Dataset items

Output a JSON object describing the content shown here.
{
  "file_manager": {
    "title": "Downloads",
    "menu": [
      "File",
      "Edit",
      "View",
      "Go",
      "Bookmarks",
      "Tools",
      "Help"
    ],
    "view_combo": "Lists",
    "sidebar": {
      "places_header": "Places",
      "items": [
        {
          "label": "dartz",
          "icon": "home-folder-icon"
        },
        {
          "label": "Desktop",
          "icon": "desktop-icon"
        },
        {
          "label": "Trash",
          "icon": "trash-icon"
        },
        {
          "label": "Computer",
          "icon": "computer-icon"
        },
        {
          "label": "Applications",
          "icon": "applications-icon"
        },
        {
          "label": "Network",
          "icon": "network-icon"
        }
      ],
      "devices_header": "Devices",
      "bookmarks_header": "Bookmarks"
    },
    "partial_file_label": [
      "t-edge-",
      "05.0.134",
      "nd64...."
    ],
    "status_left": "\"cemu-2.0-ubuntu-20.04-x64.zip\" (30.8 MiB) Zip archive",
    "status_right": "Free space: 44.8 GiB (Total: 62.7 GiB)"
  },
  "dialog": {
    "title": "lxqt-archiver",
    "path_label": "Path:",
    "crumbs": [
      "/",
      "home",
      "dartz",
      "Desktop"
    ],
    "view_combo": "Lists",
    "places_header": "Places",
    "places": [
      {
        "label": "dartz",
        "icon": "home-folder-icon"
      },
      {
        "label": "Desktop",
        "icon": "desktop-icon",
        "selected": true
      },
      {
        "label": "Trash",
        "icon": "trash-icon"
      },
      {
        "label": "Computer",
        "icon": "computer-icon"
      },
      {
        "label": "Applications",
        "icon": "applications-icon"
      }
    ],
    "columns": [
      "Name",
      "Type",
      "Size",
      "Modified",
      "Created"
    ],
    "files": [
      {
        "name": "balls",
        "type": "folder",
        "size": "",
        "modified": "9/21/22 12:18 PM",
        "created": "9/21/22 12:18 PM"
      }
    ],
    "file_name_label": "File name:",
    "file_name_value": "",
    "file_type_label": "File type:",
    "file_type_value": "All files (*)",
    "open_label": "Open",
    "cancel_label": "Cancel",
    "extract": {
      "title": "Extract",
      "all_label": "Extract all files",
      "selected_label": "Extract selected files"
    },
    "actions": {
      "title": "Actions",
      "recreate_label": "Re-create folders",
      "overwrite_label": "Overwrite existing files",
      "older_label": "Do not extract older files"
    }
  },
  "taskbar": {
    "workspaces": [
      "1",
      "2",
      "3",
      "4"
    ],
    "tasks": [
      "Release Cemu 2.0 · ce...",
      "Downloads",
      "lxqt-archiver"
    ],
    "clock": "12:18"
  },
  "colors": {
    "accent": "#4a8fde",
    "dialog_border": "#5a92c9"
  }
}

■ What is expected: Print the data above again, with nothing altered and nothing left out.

■ Result:
Output a JSON object describing the content shown here.
{
  "file_manager": {
    "title": "Downloads",
    "menu": [
      "File",
      "Edit",
      "View",
      "Go",
      "Bookmarks",
      "Tools",
      "Help"
    ],
    "view_combo": "Lists",
    "sidebar": {
      "places_header": "Places",
      "items": [
        {
          "label": "dartz",
          "icon": "home-folder-icon"
        },
        {
          "label": "Desktop",
          "icon": "desktop-icon"
        },
        {
          "label": "Trash",
          "icon": "trash-icon"
        },
        {
          "label": "Computer",
          "icon": "computer-icon"
        },
        {
          "label": "Applications",
          "icon": "applications-icon"
        },
        {
          "label": "Network",
          "icon": "network-icon"
        }
      ],
      "devices_header": "Devices",
      "bookmarks_header": "Bookmarks"
    },
    "partial_file_label": [
      "t-edge-",
      "05.0.134",
      "nd64...."
    ],
    "status_left": "\"cemu-2.0-ubuntu-20.04-x64.zip\" (30.8 MiB) Zip archive",
    "status_right": "Free space: 44.8 GiB (Total: 62.7 GiB)"
  },
  "dialog": {
    "title": "lxqt-archiver",
    "path_label": "Path:",
    "crumbs": [
      "/",
      "home",
      "dartz",
      "Desktop"
    ],
    "view_combo": "Lists",
    "places_header": "Places",
    "places": [
      {
        "label": "dartz",
        "icon": "home-folder-icon"
      },
      {
        "label": "Desktop",
        "icon": "desktop-icon",
        "selected": true
      },
      {
        "label": "Trash",
        "icon": "trash-icon"
      },
      {
        "label": "Computer",
        "icon": "computer-icon"
      },
      {
        "label": "Applications",
        "icon": "applications-icon"
      }
    ],
    "columns": [
      "Name",
      "Type",
      "Size",
      "Modified",
      "Created"
    ],
    "files": [
      {
        "name": "balls",
        "type": "folder",
        "size": "",
        "modified": "9/21/22 12:18 PM",
        "created": "9/21/22 12:18 PM"
      }
    ],
    "file_name_label": "File name:",
    "file_name_value": "",
    "file_type_label": "File type:",
    "file_type_value": "All files (*)",
    "open_label": "Open",
    "cancel_label": "Cancel",
    "extract": {
      "title": "Extract",
      "all_label": "Extract all files",
      "selected_label": "Extract selected files"
    },
    "actions": {
      "title": "Actions",
      "recreate_label": "Re-create folders",
      "overwrite_label": "Overwrite existing files",
      "older_label": "Do not extract older files"
    }
  },
  "taskbar": {
    "workspaces": [
      "1",
      "2",
      "3",
      "4"
    ],
    "tasks": [
      "Release Cemu 2.0 · ce...",
      "Downloads",
      "lxqt-archiver"
    ],
    "clock": "12:18"
  },
  "colors": {
    "accent": "#4a8fde",
    "dialog_border": "#5a92c9"
  }
}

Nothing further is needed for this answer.